▸ EXERCISE GOAL:
The reply should return the data in full, exactly as written.

===

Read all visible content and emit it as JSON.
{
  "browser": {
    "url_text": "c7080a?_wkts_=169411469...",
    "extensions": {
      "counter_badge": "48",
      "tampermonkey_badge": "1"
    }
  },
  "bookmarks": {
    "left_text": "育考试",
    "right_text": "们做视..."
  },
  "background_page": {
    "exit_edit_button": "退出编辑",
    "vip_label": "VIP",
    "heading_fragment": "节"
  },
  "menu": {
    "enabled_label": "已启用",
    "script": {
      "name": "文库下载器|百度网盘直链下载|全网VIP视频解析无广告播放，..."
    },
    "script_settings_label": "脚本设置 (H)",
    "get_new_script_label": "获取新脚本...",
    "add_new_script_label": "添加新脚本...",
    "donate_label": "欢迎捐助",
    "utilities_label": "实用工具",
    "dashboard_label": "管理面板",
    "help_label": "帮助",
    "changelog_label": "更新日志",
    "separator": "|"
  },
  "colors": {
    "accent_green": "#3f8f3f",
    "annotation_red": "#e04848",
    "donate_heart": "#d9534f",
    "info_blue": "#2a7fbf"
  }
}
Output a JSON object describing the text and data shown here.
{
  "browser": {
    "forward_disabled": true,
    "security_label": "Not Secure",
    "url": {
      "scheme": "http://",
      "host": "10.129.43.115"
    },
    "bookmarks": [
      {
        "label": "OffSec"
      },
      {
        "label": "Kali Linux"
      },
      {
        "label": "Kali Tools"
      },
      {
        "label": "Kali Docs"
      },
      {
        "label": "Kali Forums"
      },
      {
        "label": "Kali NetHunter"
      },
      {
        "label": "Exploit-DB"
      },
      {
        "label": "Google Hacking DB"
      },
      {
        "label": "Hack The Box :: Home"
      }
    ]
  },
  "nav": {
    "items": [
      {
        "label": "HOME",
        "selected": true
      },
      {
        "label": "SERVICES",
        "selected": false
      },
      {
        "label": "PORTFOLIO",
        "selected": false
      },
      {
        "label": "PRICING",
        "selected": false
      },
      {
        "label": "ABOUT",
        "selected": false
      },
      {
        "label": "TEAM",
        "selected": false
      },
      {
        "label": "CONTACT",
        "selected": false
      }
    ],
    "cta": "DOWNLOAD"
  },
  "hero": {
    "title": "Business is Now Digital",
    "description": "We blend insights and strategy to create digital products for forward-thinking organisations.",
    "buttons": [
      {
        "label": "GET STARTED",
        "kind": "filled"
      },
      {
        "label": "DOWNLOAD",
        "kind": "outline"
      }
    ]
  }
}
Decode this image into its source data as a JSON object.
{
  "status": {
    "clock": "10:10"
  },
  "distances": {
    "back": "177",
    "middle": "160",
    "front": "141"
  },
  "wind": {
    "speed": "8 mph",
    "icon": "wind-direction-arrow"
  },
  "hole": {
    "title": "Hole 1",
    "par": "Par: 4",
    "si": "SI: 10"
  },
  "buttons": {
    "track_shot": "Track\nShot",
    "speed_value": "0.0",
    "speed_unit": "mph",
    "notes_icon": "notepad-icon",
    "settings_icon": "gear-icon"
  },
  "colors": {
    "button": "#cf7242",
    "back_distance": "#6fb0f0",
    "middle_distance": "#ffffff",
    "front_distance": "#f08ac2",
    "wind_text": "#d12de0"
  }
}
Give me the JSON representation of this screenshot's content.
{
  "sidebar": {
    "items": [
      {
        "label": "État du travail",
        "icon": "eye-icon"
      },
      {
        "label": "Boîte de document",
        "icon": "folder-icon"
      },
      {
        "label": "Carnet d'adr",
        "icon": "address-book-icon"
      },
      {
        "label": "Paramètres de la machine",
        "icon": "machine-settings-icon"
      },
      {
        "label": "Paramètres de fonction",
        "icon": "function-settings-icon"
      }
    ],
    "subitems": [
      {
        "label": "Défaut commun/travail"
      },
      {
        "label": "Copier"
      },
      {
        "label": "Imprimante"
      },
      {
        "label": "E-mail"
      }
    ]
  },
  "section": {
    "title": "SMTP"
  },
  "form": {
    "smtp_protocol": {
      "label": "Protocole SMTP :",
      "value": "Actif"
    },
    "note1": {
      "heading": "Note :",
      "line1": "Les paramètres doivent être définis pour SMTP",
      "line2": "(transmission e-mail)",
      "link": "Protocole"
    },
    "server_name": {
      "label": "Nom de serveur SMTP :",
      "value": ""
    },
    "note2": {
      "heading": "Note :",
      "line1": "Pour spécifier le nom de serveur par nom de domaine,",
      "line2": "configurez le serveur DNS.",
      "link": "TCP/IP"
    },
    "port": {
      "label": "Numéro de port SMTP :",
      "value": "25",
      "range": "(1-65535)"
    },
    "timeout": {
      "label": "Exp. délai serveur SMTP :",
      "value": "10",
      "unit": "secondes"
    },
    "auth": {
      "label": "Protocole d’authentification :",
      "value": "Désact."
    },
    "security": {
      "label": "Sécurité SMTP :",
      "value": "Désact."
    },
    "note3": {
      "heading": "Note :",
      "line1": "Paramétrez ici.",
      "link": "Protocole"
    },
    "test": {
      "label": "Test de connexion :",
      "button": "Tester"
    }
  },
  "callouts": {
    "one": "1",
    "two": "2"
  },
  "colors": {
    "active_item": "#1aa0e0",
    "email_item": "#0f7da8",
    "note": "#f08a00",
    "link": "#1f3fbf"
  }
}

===

▸ SOLUTION TO THIS PROBLEM:
Read all visible content and emit it as JSON.
{
  "browser": {
    "url_text": "c7080a?_wkts_=169411469...",
    "extensions": {
      "counter_badge": "48",
      "tampermonkey_badge": "1"
    }
  },
  "bookmarks": {
    "left_text": "育考试",
    "right_text": "们做视..."
  },
  "background_page": {
    "exit_edit_button": "退出编辑",
    "vip_label": "VIP",
    "heading_fragment": "节"
  },
  "menu": {
    "enabled_label": "已启用",
    "script": {
      "name": "文库下载器|百度网盘直链下载|全网VIP视频解析无广告播放，..."
    },
    "script_settings_label": "脚本设置 (H)",
    "get_new_script_label": "获取新脚本...",
    "add_new_script_label": "添加新脚本...",
    "donate_label": "欢迎捐助",
    "utilities_label": "实用工具",
    "dashboard_label": "管理面板",
    "help_label": "帮助",
    "changelog_label": "更新日志",
    "separator": "|"
  },
  "colors": {
    "accent_green": "#3f8f3f",
    "annotation_red": "#e04848",
    "donate_heart": "#d9534f",
    "info_blue": "#2a7fbf"
  }
}
Output a JSON object describing the text and data shown here.
{
  "browser": {
    "forward_disabled": true,
    "security_label": "Not Secure",
    "url": {
      "scheme": "http://",
      "host": "10.129.43.115"
    },
    "bookmarks": [
      {
        "label": "OffSec"
      },
      {
        "label": "Kali Linux"
      },
      {
        "label": "Kali Tools"
      },
      {
        "label": "Kali Docs"
      },
      {
        "label": "Kali Forums"
      },
      {
        "label": "Kali NetHunter"
      },
      {
        "label": "Exploit-DB"
      },
      {
        "label": "Google Hacking DB"
      },
      {
        "label": "Hack The Box :: Home"
      }
    ]
  },
  "nav": {
    "items": [
      {
        "label": "HOME",
        "selected": true
      },
      {
        "label": "SERVICES",
        "selected": false
      },
      {
        "label": "PORTFOLIO",
        "selected": false
      },
      {
        "label": "PRICING",
        "selected": false
      },
      {
        "label": "ABOUT",
        "selected": false
      },
      {
        "label": "TEAM",
        "selected": false
      },
      {
        "label": "CONTACT",
        "selected": false
      }
    ],
    "cta": "DOWNLOAD"
  },
  "hero": {
    "title": "Business is Now Digital",
    "description": "We blend insights and strategy to create digital products for forward-thinking organisations.",
    "buttons": [
      {
        "label": "GET STARTED",
        "kind": "filled"
      },
      {
        "label": "DOWNLOAD",
        "kind": "outline"
      }
    ]
  }
}
Decode this image into its source data as a JSON object.
{
  "status": {
    "clock": "10:10"
  },
  "distances": {
    "back": "177",
    "middle": "160",
    "front": "141"
  },
  "wind": {
    "speed": "8 mph",
    "icon": "wind-direction-arrow"
  },
  "hole": {
    "title": "Hole 1",
    "par": "Par: 4",
    "si": "SI: 10"
  },
  "buttons": {
    "track_shot": "Track\nShot",
    "speed_value": "0.0",
    "speed_unit": "mph",
    "notes_icon": "notepad-icon",
    "settings_icon": "gear-icon"
  },
  "colors": {
    "button": "#cf7242",
    "back_distance": "#6fb0f0",
    "middle_distance": "#ffffff",
    "front_distance": "#f08ac2",
    "wind_text": "#d12de0"
  }
}
Give me the JSON representation of this screenshot's content.
{
  "sidebar": {
    "items": [
      {
        "label": "État du travail",
        "icon": "eye-icon"
      },
      {
        "label": "Boîte de document",
        "icon": "folder-icon"
      },
      {
        "label": "Carnet d'adr",
        "icon": "address-book-icon"
      },
      {
        "label": "Paramètres de la machine",
        "icon": "machine-settings-icon"
      },
      {
        "label": "Paramètres de fonction",
        "icon": "function-settings-icon"
      }
    ],
    "subitems": [
      {
        "label": "Défaut commun/travail"
      },
      {
        "label": "Copier"
      },
      {
        "label": "Imprimante"
      },
      {
        "label": "E-mail"
      }
    ]
  },
  "section": {
    "title": "SMTP"
  },
  "form": {
    "smtp_protocol": {
      "label": "Protocole SMTP :",
      "value": "Actif"
    },
    "note1": {
      "heading": "Note :",
      "line1": "Les paramètres doivent être définis pour SMTP",
      "line2": "(transmission e-mail)",
      "link": "Protocole"
    },
    "server_name": {
      "label": "Nom de serveur SMTP :",
      "value": ""
    },
    "note2": {
      "heading": "Note :",
      "line1": "Pour spécifier le nom de serveur par nom de domaine,",
      "line2": "configurez le serveur DNS.",
      "link": "TCP/IP"
    },
    "port": {
      "label": "Numéro de port SMTP :",
      "value": "25",
      "range": "(1-65535)"
    },
    "timeout": {
      "label": "Exp. délai serveur SMTP :",
      "value": "10",
      "unit": "secondes"
    },
    "auth": {
      "label": "Protocole d’authentification :",
      "value": "Désact."
    },
    "security": {
      "label": "Sécurité SMTP :",
      "value": "Désact."
    },
    "note3": {
      "heading": "Note :",
      "line1": "Paramétrez ici.",
      "link": "Protocole"
    },
    "test": {
      "label": "Test de connexion :",
      "button": "Tester"
    }
  },
  "callouts": {
    "one": "1",
    "two": "2"
  },
  "colors": {
    "active_item": "#1aa0e0",
    "email_item": "#0f7da8",
    "note": "#f08a00",
    "link": "#1f3fbf"
  }
}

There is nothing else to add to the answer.